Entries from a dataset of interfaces
◆ ◆ ◆

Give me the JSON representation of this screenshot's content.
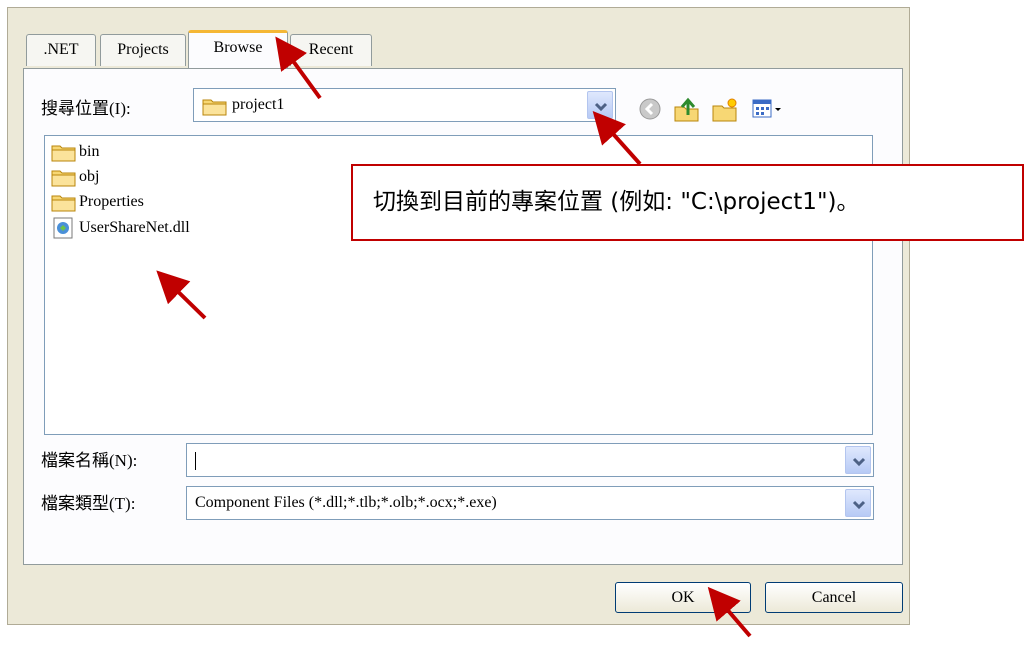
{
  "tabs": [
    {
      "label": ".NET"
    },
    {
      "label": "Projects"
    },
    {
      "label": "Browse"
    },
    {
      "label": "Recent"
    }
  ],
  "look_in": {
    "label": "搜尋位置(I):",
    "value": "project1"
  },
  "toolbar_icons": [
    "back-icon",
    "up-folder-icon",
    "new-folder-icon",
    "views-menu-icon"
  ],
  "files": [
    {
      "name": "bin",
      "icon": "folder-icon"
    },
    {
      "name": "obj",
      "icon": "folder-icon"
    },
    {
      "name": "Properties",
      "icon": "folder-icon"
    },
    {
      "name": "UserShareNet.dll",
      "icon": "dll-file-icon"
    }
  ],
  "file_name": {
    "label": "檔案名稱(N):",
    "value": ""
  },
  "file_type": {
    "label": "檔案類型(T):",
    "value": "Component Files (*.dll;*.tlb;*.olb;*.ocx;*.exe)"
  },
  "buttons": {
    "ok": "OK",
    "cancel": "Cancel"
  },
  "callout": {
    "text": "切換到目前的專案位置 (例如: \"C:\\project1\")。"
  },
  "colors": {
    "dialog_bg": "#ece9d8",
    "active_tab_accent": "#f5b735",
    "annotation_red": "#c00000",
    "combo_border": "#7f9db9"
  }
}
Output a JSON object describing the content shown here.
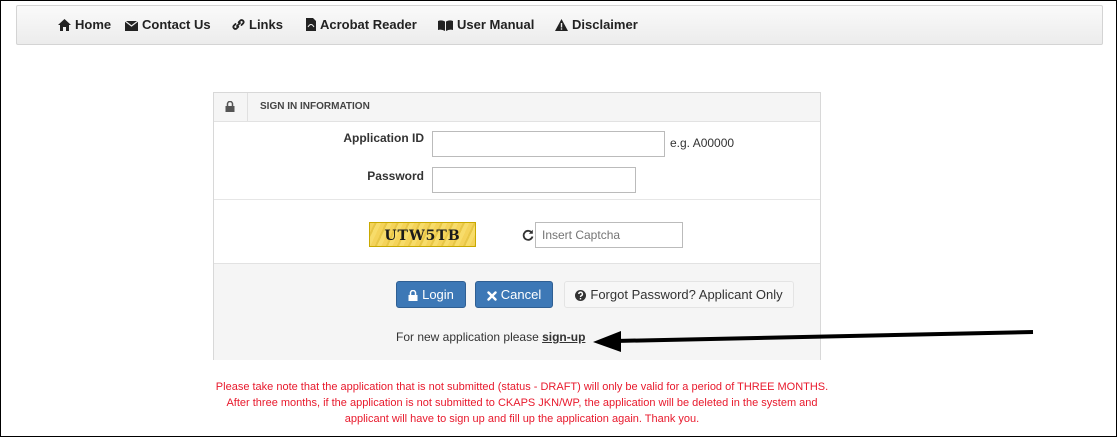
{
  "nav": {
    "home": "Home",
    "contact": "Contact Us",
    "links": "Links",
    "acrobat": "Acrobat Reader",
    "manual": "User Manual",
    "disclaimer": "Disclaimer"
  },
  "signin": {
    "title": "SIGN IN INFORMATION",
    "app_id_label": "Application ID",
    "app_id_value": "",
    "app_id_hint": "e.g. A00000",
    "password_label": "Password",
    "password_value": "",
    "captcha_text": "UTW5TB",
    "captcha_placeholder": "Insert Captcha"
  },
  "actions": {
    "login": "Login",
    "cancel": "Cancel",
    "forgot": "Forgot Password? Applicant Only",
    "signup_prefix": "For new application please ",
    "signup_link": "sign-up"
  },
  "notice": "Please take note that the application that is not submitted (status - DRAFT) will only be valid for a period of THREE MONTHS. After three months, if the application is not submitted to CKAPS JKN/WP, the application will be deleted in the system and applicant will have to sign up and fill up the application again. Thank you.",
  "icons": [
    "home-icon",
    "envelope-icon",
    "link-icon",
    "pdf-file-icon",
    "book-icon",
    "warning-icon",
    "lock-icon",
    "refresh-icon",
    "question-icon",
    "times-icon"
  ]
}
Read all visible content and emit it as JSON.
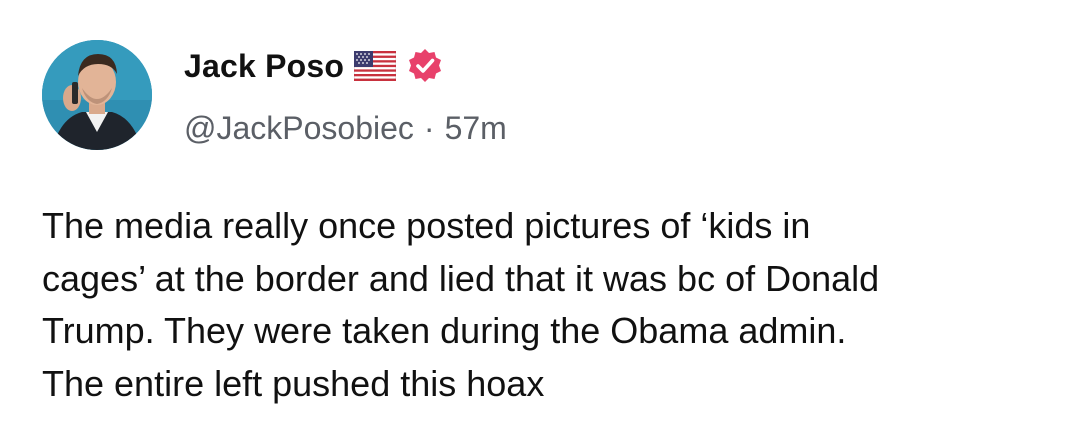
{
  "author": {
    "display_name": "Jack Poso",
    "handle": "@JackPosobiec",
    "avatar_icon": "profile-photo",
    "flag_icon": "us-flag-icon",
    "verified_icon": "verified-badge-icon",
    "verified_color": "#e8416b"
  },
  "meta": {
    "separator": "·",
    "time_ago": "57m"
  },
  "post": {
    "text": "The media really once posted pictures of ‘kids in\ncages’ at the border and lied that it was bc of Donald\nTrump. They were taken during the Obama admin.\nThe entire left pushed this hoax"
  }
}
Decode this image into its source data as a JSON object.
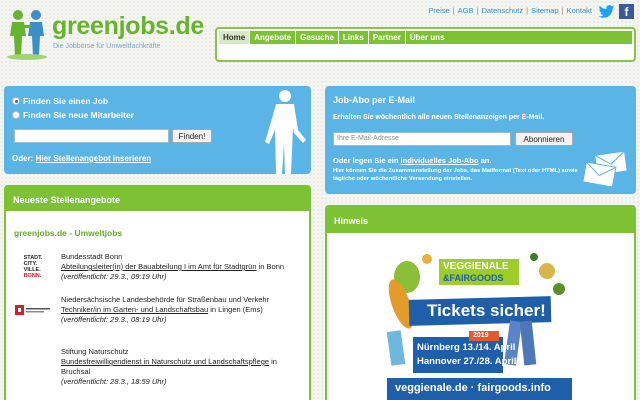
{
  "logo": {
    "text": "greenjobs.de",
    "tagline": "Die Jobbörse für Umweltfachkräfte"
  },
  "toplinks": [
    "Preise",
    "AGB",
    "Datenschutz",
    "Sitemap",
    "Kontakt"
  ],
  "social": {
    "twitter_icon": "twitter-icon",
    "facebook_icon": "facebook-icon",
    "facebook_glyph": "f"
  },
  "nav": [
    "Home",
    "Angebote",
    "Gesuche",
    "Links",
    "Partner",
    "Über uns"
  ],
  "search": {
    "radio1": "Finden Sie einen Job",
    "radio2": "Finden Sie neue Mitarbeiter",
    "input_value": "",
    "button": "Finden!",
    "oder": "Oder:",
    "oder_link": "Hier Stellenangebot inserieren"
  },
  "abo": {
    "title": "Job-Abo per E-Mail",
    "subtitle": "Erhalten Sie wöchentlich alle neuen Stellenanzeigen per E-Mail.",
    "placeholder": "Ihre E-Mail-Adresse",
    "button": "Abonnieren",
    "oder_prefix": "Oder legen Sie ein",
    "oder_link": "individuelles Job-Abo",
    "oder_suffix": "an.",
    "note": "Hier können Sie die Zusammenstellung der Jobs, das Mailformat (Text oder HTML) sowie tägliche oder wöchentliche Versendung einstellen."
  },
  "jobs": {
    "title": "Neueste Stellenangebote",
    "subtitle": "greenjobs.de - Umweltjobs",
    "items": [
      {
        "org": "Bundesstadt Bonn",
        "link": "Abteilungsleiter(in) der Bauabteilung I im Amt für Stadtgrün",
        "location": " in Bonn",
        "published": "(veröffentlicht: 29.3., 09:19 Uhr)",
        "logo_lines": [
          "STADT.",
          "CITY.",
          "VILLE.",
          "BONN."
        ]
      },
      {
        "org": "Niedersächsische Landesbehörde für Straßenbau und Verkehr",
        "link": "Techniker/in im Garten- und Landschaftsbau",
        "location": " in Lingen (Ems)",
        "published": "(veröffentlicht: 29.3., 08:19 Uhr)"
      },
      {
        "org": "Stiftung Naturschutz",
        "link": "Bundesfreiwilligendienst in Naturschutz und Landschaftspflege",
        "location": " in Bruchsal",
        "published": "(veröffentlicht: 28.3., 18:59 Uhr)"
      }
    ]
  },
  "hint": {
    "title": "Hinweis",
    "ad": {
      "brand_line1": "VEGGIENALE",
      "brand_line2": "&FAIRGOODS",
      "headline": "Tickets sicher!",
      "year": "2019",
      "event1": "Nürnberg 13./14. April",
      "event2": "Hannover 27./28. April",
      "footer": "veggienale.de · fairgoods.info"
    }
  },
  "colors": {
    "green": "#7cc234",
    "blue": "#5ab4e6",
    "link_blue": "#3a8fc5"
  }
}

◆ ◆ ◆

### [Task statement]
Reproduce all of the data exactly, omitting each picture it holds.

### [Result]
Give me the JSON representation of this screenshot's content.
{
  "tabs": [
    {
      "label": ".NET"
    },
    {
      "label": "Projects"
    },
    {
      "label": "Browse"
    },
    {
      "label": "Recent"
    }
  ],
  "look_in": {
    "label": "搜尋位置(I):",
    "value": "project1"
  },
  "toolbar_icons": [
    "back-icon",
    "up-folder-icon",
    "new-folder-icon",
    "views-menu-icon"
  ],
  "files": [
    {
      "name": "bin",
      "icon": "folder-icon"
    },
    {
      "name": "obj",
      "icon": "folder-icon"
    },
    {
      "name": "Properties",
      "icon": "folder-icon"
    },
    {
      "name": "UserShareNet.dll",
      "icon": "dll-file-icon"
    }
  ],
  "file_name": {
    "label": "檔案名稱(N):",
    "value": ""
  },
  "file_type": {
    "label": "檔案類型(T):",
    "value": "Component Files (*.dll;*.tlb;*.olb;*.ocx;*.exe)"
  },
  "buttons": {
    "ok": "OK",
    "cancel": "Cancel"
  },
  "callout": {
    "text": "切換到目前的專案位置 (例如: \"C:\\project1\")。"
  },
  "colors": {
    "dialog_bg": "#ece9d8",
    "active_tab_accent": "#f5b735",
    "annotation_red": "#c00000",
    "combo_border": "#7f9db9"
  }
}
Output a JSON object describing the content shown here.
{
  "nav": {
    "home": "Home",
    "contact": "Contact Us",
    "links": "Links",
    "acrobat": "Acrobat Reader",
    "manual": "User Manual",
    "disclaimer": "Disclaimer"
  },
  "signin": {
    "title": "SIGN IN INFORMATION",
    "app_id_label": "Application ID",
    "app_id_value": "",
    "app_id_hint": "e.g. A00000",
    "password_label": "Password",
    "password_value": "",
    "captcha_text": "UTW5TB",
    "captcha_placeholder": "Insert Captcha"
  },
  "actions": {
    "login": "Login",
    "cancel": "Cancel",
    "forgot": "Forgot Password? Applicant Only",
    "signup_prefix": "For new application please ",
    "signup_link": "sign-up"
  },
  "notice": "Please take note that the application that is not submitted (status - DRAFT) will only be valid for a period of THREE MONTHS. After three months, if the application is not submitted to CKAPS JKN/WP, the application will be deleted in the system and applicant will have to sign up and fill up the application again. Thank you.",
  "icons": [
    "home-icon",
    "envelope-icon",
    "link-icon",
    "pdf-file-icon",
    "book-icon",
    "warning-icon",
    "lock-icon",
    "refresh-icon",
    "question-icon",
    "times-icon"
  ]
}
Read all visible content and emit it as JSON.
{
  "author": {
    "display_name": "Jack Poso",
    "handle": "@JackPosobiec",
    "avatar_icon": "profile-photo",
    "flag_icon": "us-flag-icon",
    "verified_icon": "verified-badge-icon",
    "verified_color": "#e8416b"
  },
  "meta": {
    "separator": "·",
    "time_ago": "57m"
  },
  "post": {
    "text": "The media really once posted pictures of ‘kids in\ncages’ at the border and lied that it was bc of Donald\nTrump. They were taken during the Obama admin.\nThe entire left pushed this hoax"
  }
}
Decode this image into its source data as a JSON object.
{
  "logo": {
    "text": "greenjobs.de",
    "tagline": "Die Jobbörse für Umweltfachkräfte"
  },
  "toplinks": [
    "Preise",
    "AGB",
    "Datenschutz",
    "Sitemap",
    "Kontakt"
  ],
  "social": {
    "twitter_icon": "twitter-icon",
    "facebook_icon": "facebook-icon",
    "facebook_glyph": "f"
  },
  "nav": [
    "Home",
    "Angebote",
    "Gesuche",
    "Links",
    "Partner",
    "Über uns"
  ],
  "search": {
    "radio1": "Finden Sie einen Job",
    "radio2": "Finden Sie neue Mitarbeiter",
    "input_value": "",
    "button": "Finden!",
    "oder": "Oder:",
    "oder_link": "Hier Stellenangebot inserieren"
  },
  "abo": {
    "title": "Job-Abo per E-Mail",
    "subtitle": "Erhalten Sie wöchentlich alle neuen Stellenanzeigen per E-Mail.",
    "placeholder": "Ihre E-Mail-Adresse",
    "button": "Abonnieren",
    "oder_prefix": "Oder legen Sie ein",
    "oder_link": "individuelles Job-Abo",
    "oder_suffix": "an.",
    "note": "Hier können Sie die Zusammenstellung der Jobs, das Mailformat (Text oder HTML) sowie tägliche oder wöchentliche Versendung einstellen."
  },
  "jobs": {
    "title": "Neueste Stellenangebote",
    "subtitle": "greenjobs.de - Umweltjobs",
    "items": [
      {
        "org": "Bundesstadt Bonn",
        "link": "Abteilungsleiter(in) der Bauabteilung I im Amt für Stadtgrün",
        "location": " in Bonn",
        "published": "(veröffentlicht: 29.3., 09:19 Uhr)",
        "logo_lines": [
          "STADT.",
          "CITY.",
          "VILLE.",
          "BONN."
        ]
      },
      {
        "org": "Niedersächsische Landesbehörde für Straßenbau und Verkehr",
        "link": "Techniker/in im Garten- und Landschaftsbau",
        "location": " in Lingen (Ems)",
        "published": "(veröffentlicht: 29.3., 08:19 Uhr)"
      },
      {
        "org": "Stiftung Naturschutz",
        "link": "Bundesfreiwilligendienst in Naturschutz und Landschaftspflege",
        "location": " in Bruchsal",
        "published": "(veröffentlicht: 28.3., 18:59 Uhr)"
      }
    ]
  },
  "hint": {
    "title": "Hinweis",
    "ad": {
      "brand_line1": "VEGGIENALE",
      "brand_line2": "&FAIRGOODS",
      "headline": "Tickets sicher!",
      "year": "2019",
      "event1": "Nürnberg 13./14. April",
      "event2": "Hannover 27./28. April",
      "footer": "veggienale.de · fairgoods.info"
    }
  },
  "colors": {
    "green": "#7cc234",
    "blue": "#5ab4e6",
    "link_blue": "#3a8fc5"
  }
}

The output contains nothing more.